A plan was developed 20 years ago to expand Huskies Stadium to feature two 10,000-seat grandstands on the west and east sides of the field along with an additional 2,000 seats in both end zones. These plans did not include the removal or reconfiguration of any existing campus infrastructure except for the stadium itself, per sources. As such, it appears there is enough space for Huskies Stadium to become a viable permanent venue for a CFL team.

Saint Mary’s University campus is located further south than the Wanderers Grounds, though it remains fairly central.
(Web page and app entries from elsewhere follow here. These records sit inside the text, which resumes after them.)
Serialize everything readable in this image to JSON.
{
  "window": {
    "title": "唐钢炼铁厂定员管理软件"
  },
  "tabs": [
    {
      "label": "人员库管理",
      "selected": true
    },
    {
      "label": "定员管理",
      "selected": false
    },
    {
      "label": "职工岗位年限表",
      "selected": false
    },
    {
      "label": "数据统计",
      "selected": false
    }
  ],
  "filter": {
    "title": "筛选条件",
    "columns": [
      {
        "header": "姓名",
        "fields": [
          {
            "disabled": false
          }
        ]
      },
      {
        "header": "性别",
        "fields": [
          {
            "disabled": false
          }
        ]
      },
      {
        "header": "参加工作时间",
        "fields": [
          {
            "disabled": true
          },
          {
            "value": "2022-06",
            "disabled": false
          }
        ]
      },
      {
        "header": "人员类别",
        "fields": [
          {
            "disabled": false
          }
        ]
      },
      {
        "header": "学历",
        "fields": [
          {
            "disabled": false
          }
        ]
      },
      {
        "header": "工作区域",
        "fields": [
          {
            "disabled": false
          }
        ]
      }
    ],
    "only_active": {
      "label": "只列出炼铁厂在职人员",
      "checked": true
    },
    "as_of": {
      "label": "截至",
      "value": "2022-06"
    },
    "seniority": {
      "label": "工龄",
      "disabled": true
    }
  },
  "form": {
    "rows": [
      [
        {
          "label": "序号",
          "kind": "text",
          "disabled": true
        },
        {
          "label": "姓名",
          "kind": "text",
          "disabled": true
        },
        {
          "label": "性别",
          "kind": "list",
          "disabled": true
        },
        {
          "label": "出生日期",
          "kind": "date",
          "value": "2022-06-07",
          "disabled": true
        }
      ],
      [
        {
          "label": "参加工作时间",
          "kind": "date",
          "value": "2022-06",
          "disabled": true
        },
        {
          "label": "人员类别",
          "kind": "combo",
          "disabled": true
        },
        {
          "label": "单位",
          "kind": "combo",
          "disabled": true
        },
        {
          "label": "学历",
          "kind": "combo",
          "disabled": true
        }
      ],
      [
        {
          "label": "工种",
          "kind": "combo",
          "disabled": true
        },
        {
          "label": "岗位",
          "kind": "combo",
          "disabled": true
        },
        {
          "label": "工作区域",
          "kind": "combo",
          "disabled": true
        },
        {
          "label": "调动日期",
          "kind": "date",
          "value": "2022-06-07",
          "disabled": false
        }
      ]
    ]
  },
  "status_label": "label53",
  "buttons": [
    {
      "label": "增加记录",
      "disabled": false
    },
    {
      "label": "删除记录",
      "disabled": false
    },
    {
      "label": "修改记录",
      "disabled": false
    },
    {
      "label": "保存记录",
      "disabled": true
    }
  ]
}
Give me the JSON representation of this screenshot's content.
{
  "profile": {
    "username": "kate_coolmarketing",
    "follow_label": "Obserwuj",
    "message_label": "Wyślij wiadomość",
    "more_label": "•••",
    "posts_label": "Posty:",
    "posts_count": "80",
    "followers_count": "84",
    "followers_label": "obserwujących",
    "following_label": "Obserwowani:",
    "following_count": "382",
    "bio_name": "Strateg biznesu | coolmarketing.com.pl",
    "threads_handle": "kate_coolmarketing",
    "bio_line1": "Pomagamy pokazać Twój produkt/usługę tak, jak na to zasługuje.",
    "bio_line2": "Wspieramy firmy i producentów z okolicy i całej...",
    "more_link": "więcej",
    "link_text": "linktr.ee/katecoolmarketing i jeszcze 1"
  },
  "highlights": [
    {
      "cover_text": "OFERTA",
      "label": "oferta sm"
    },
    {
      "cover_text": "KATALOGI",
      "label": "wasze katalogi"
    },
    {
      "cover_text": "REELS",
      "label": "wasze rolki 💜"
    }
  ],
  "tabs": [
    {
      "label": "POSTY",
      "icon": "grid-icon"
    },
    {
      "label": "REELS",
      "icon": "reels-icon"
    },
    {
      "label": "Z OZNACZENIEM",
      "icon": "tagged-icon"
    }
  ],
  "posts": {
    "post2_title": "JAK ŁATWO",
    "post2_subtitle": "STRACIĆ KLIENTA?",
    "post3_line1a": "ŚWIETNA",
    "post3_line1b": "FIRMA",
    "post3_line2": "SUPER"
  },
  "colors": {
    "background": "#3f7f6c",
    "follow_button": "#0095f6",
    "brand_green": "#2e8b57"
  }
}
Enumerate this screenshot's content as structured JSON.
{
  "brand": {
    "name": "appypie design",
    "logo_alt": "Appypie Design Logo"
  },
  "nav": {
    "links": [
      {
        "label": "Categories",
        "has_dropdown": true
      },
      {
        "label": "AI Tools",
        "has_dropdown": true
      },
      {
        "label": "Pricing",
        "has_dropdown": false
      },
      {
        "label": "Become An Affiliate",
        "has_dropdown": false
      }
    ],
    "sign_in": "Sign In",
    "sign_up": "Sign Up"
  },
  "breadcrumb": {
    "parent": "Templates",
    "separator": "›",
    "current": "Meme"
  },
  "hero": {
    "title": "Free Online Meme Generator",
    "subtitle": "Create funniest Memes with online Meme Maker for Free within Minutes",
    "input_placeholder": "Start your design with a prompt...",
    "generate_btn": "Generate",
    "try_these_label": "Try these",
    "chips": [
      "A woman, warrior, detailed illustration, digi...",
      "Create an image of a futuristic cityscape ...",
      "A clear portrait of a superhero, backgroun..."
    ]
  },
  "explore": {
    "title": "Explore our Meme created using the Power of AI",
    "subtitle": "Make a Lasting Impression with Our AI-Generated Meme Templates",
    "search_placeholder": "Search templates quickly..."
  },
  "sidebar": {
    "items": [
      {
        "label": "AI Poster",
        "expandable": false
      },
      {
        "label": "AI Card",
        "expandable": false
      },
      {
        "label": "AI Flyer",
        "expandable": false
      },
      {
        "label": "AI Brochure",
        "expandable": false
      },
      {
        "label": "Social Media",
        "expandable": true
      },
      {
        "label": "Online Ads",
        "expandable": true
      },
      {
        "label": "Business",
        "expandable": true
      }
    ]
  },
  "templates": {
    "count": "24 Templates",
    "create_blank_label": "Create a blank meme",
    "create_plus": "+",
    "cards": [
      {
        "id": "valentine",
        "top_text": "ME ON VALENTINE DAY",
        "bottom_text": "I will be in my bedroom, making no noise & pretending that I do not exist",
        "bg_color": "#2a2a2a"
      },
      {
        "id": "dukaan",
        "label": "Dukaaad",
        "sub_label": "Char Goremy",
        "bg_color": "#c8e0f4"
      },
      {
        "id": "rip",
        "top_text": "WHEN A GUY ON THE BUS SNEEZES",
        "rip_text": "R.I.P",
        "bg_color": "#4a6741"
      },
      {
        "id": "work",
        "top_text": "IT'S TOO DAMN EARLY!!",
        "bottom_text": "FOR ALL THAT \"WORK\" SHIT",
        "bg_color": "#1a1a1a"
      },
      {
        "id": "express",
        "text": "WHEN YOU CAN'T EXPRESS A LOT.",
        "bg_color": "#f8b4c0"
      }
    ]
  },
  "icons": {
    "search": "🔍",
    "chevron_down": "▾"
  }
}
Huskies Stadium is a little under two kilometres southwest of the downtown waterfront, while the southernmost portion of the Halifax Common is approximately one kilometre away.


If Halifax is going to play host to a CFL team at some point in the relatively near future, it’s clear that Huskies Stadium is the only venue they could realistically use. Though there is a significant amount of infrastructure that would need to be built, including seating, concessions, washrooms, locker rooms, and team offices, there are plenty of existing amenities that could be used on an interim basis.

The same cannot be said for the Wanderers Grounds, despite it being in what appears to be a better location. Though the facility serves the local CPL team well, there are simply more hurdles to overcome for a permanent stadium to be constructed.

Halifax mayor Mike Savage made it clear last summer that the city has no desire to build a CFL-specific stadium. He was not asked regarding plans to enhance Huskies Stadium, though the area surrounding the venue was undergoing some renovations at the time. Huskies Stadium is the property of Saint Mary’s University, while the Wanderers Grounds are owned by the city.

League commissioner Randy Ambrosie, who indicated that there is “very strong interest” from “more than one” potential ownership group for a CFL team in Halifax, doesn’t have a preference regarding whether the Wanderers Grounds or Huskies Stadium being a possible solution to current stadium problem.

“I personally am agnostic to which of those two it would be. I’m excited to be at Saint Mary’s [for the game on Saturday]. I had a chance to tour the facility [on Thursday] and I thought it was set up beautifully for a CFL game,” said Ambrosie.

“I also know there’s some real positives about the Wanderers field and its proximity to downtown. In the end, the one that emerges as the best place for a CFL franchise to be is the one that I’m going to love the most.”

John Hodge is a Canadian football reporter based in Winnipeg.